- **EXERCISE AIM**
Please copy every line of the data in which the string "watermark" appears.

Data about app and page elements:
-=-=-

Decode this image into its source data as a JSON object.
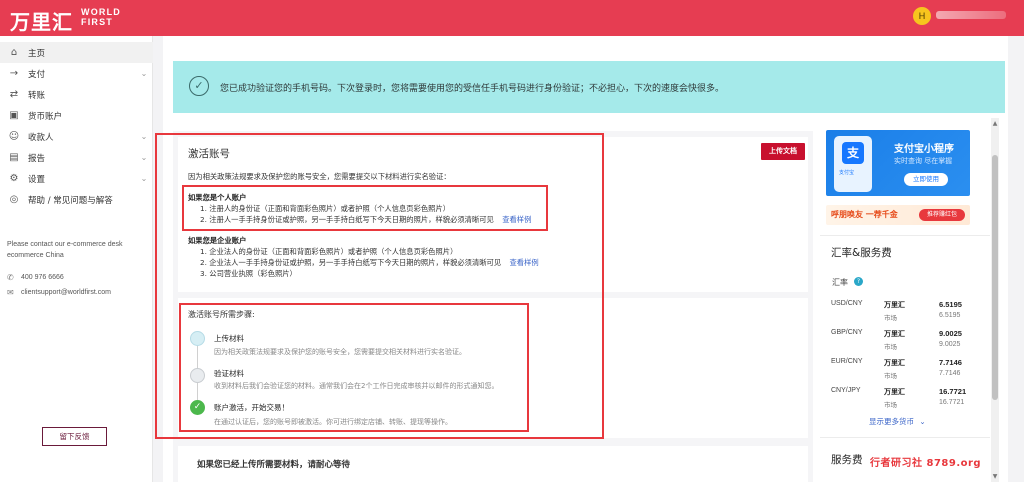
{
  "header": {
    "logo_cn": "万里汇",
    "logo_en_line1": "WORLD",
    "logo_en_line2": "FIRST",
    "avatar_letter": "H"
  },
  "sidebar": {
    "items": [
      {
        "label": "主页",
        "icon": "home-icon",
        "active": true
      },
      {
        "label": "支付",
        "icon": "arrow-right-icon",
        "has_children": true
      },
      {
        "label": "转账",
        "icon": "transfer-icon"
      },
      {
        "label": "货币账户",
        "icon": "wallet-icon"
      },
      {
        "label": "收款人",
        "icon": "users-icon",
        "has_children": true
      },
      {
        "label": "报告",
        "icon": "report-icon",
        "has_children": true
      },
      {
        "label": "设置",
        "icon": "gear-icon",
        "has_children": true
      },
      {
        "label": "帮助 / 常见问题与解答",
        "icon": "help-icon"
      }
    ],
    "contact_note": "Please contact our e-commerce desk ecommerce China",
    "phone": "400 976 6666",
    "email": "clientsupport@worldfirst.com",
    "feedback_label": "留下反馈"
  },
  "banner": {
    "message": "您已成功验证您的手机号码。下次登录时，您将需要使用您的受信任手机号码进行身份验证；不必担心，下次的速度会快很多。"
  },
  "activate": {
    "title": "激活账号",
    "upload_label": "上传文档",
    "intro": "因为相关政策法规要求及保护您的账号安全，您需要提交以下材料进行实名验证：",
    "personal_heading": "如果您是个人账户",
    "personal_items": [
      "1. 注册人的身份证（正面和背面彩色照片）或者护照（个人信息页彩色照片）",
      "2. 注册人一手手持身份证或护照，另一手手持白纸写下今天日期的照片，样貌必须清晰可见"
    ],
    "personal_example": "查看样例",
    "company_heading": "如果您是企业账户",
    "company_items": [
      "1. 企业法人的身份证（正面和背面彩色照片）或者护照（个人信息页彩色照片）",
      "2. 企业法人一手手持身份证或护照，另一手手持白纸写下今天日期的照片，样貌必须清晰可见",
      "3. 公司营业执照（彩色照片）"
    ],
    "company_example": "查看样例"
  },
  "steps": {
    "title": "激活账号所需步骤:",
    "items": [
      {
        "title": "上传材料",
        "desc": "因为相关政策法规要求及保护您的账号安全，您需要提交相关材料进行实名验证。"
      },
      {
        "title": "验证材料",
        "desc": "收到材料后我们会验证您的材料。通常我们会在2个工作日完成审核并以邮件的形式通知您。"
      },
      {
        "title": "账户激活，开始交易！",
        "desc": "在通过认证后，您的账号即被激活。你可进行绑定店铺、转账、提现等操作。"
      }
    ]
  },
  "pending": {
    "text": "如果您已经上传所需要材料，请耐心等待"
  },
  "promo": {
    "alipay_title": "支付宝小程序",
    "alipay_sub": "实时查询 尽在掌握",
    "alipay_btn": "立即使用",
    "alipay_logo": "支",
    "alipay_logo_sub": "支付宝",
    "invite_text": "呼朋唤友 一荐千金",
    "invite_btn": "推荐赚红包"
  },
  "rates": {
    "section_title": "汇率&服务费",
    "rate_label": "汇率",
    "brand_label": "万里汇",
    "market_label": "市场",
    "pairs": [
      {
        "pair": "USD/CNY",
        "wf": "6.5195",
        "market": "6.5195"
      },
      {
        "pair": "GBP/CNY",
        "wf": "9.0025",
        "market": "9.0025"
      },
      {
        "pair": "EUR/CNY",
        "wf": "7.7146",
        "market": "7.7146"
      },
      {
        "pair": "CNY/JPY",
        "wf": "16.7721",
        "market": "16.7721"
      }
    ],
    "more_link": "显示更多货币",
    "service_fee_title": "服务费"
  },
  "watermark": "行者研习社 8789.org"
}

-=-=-

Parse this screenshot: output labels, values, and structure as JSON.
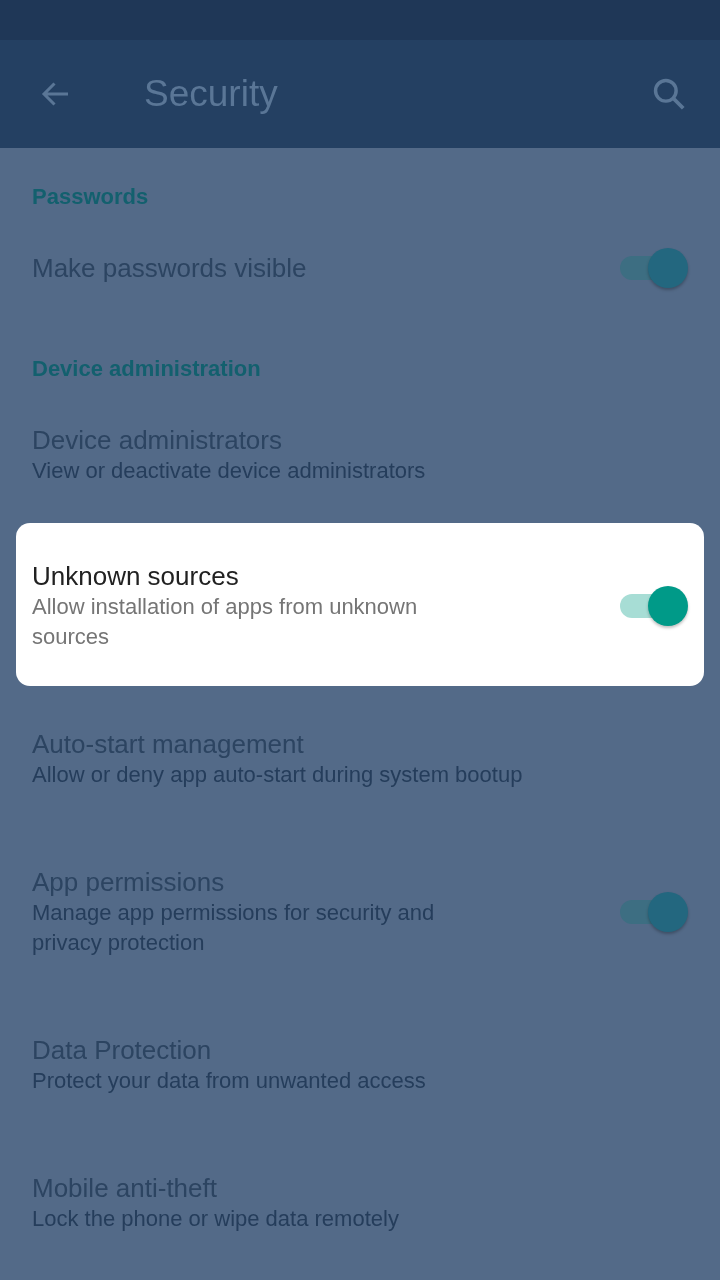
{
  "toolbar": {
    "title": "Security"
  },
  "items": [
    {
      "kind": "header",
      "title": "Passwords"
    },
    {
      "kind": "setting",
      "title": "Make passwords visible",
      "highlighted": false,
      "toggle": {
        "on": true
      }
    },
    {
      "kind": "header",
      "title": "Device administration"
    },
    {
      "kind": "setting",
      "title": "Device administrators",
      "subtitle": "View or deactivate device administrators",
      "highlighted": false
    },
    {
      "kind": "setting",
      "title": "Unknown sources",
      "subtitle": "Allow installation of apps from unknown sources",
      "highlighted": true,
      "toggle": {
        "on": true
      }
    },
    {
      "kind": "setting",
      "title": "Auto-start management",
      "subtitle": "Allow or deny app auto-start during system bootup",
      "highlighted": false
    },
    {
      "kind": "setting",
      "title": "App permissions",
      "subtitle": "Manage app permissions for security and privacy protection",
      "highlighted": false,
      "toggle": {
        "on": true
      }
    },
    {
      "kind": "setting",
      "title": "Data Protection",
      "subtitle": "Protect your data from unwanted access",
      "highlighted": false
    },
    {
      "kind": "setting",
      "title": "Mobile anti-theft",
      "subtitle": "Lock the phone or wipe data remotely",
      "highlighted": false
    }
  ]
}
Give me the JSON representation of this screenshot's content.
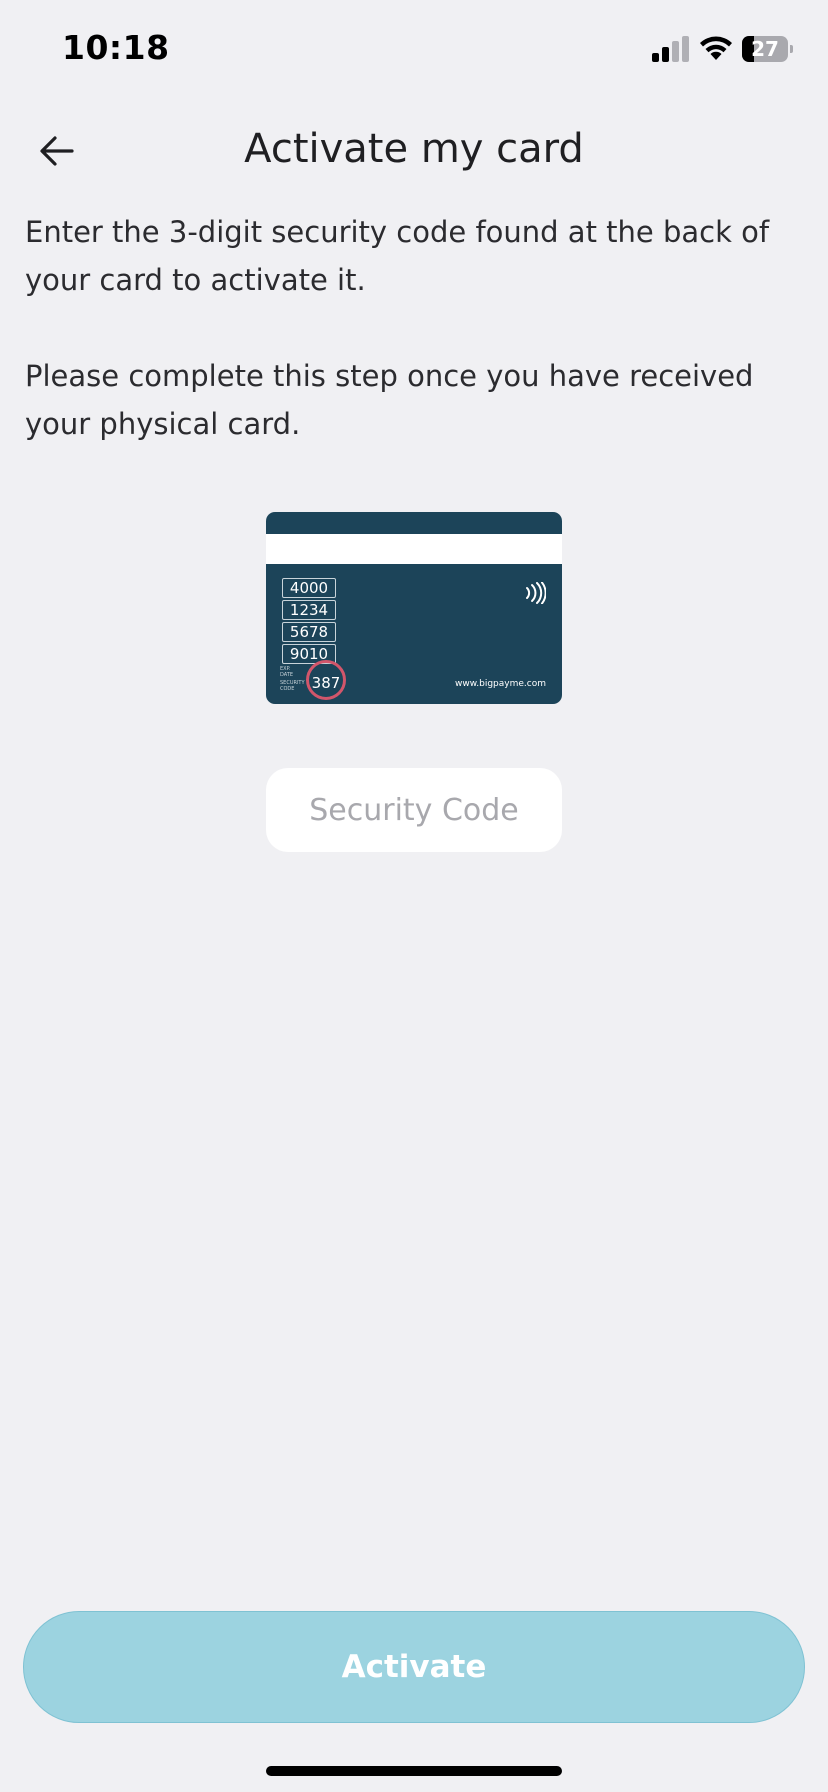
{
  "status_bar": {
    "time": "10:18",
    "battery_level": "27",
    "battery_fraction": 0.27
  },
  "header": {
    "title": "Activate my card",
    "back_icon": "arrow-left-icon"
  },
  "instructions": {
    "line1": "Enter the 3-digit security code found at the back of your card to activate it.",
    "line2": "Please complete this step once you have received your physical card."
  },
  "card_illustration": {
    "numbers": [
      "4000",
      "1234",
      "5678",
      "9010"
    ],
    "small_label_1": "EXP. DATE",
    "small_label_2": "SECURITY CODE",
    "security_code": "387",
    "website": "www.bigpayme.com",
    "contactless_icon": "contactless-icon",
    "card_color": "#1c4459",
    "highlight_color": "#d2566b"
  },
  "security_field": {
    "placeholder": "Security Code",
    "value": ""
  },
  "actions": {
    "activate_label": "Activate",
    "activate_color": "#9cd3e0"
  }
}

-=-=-

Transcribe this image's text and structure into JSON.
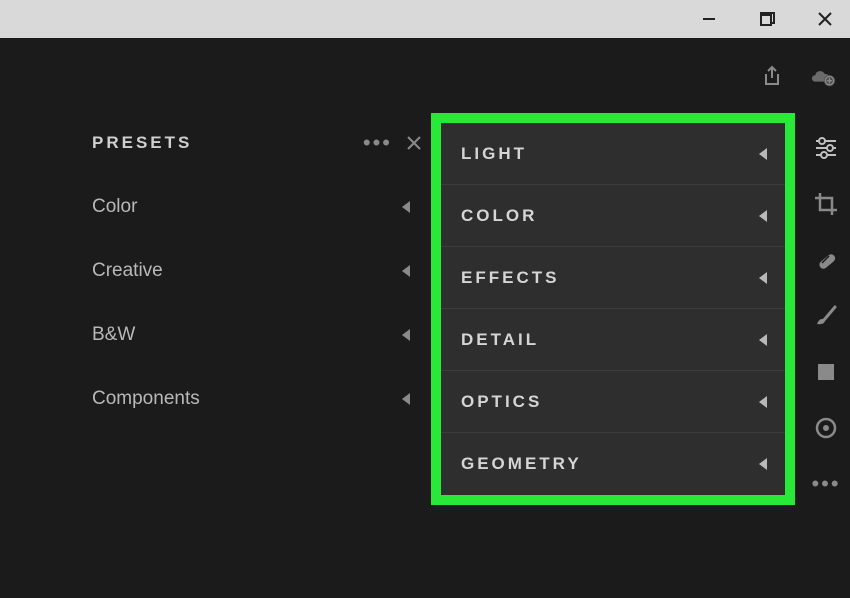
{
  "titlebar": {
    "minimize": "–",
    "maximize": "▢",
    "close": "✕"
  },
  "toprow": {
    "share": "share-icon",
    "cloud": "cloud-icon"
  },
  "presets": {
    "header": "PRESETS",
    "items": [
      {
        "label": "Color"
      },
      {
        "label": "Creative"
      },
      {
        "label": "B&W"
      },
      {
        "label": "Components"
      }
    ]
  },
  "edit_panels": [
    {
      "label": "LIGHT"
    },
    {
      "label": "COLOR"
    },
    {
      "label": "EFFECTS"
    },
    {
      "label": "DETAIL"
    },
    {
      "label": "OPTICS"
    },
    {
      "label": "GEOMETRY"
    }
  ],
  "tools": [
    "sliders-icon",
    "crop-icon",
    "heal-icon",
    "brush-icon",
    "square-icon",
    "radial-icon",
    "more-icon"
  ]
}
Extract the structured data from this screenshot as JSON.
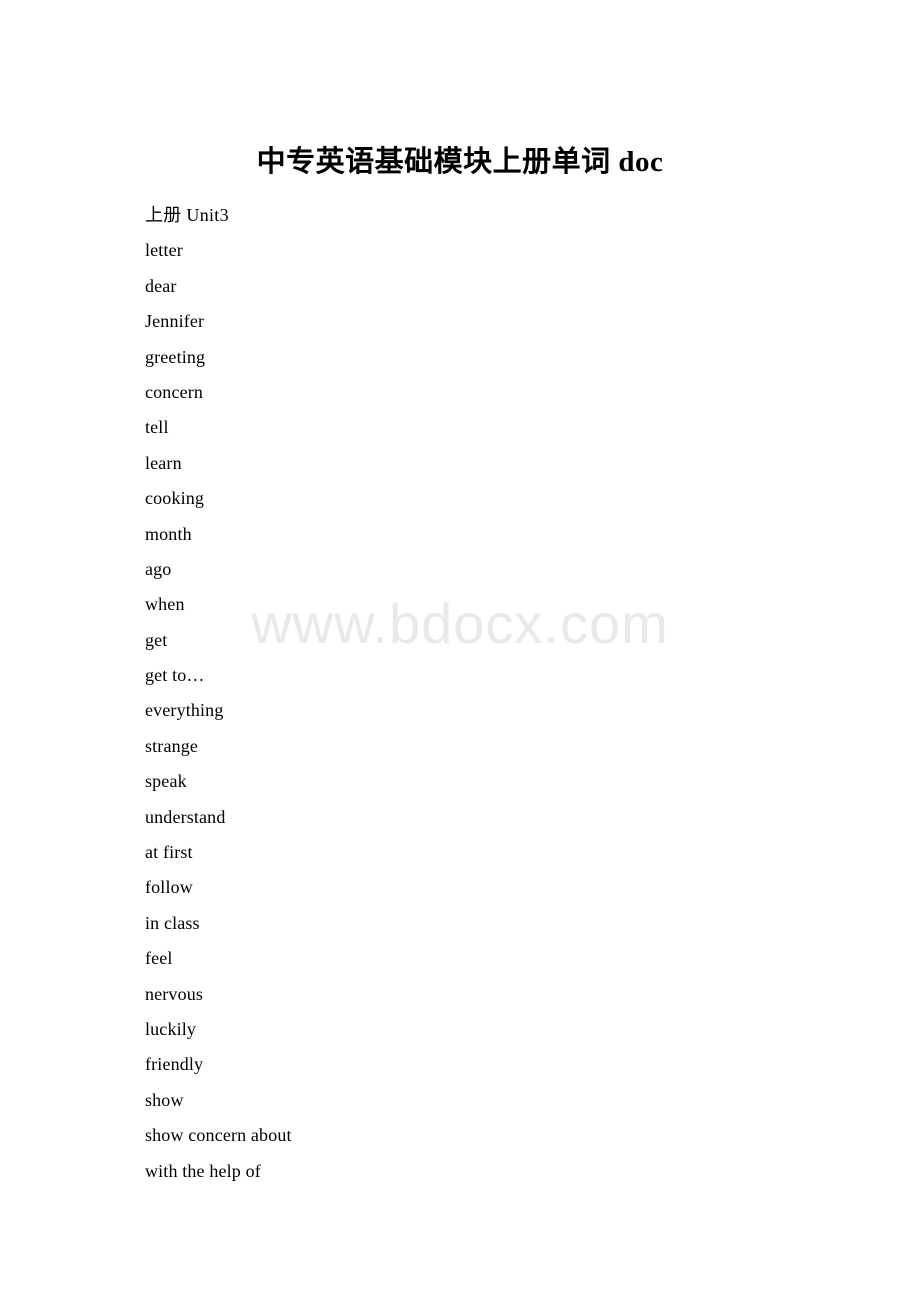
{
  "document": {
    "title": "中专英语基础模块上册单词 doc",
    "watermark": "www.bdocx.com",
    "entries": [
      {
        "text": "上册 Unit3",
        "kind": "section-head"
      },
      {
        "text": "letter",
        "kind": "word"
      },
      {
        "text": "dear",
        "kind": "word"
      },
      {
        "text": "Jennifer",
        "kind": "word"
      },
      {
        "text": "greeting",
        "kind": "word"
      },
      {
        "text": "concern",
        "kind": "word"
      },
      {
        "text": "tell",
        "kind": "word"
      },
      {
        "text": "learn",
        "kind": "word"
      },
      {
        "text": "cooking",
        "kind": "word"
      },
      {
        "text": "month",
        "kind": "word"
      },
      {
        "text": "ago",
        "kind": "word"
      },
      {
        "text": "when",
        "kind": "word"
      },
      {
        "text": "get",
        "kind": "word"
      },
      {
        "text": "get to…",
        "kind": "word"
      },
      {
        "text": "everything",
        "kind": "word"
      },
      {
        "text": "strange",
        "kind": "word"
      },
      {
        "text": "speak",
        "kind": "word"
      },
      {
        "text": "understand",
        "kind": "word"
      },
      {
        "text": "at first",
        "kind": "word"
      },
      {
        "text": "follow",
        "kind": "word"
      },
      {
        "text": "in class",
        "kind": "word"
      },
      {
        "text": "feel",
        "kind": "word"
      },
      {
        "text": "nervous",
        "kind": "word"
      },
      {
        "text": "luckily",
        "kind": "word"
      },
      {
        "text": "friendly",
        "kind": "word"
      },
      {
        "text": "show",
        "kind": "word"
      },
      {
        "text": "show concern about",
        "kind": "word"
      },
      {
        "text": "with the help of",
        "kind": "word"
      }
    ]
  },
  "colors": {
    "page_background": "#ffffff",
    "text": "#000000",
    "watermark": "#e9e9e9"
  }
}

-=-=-

- **EXERCISE OUTPUT**
  "watermark": "行者研习社 8789.org"
    "watermark": "www.bdocx.com",
    "watermark": "#e9e9e9"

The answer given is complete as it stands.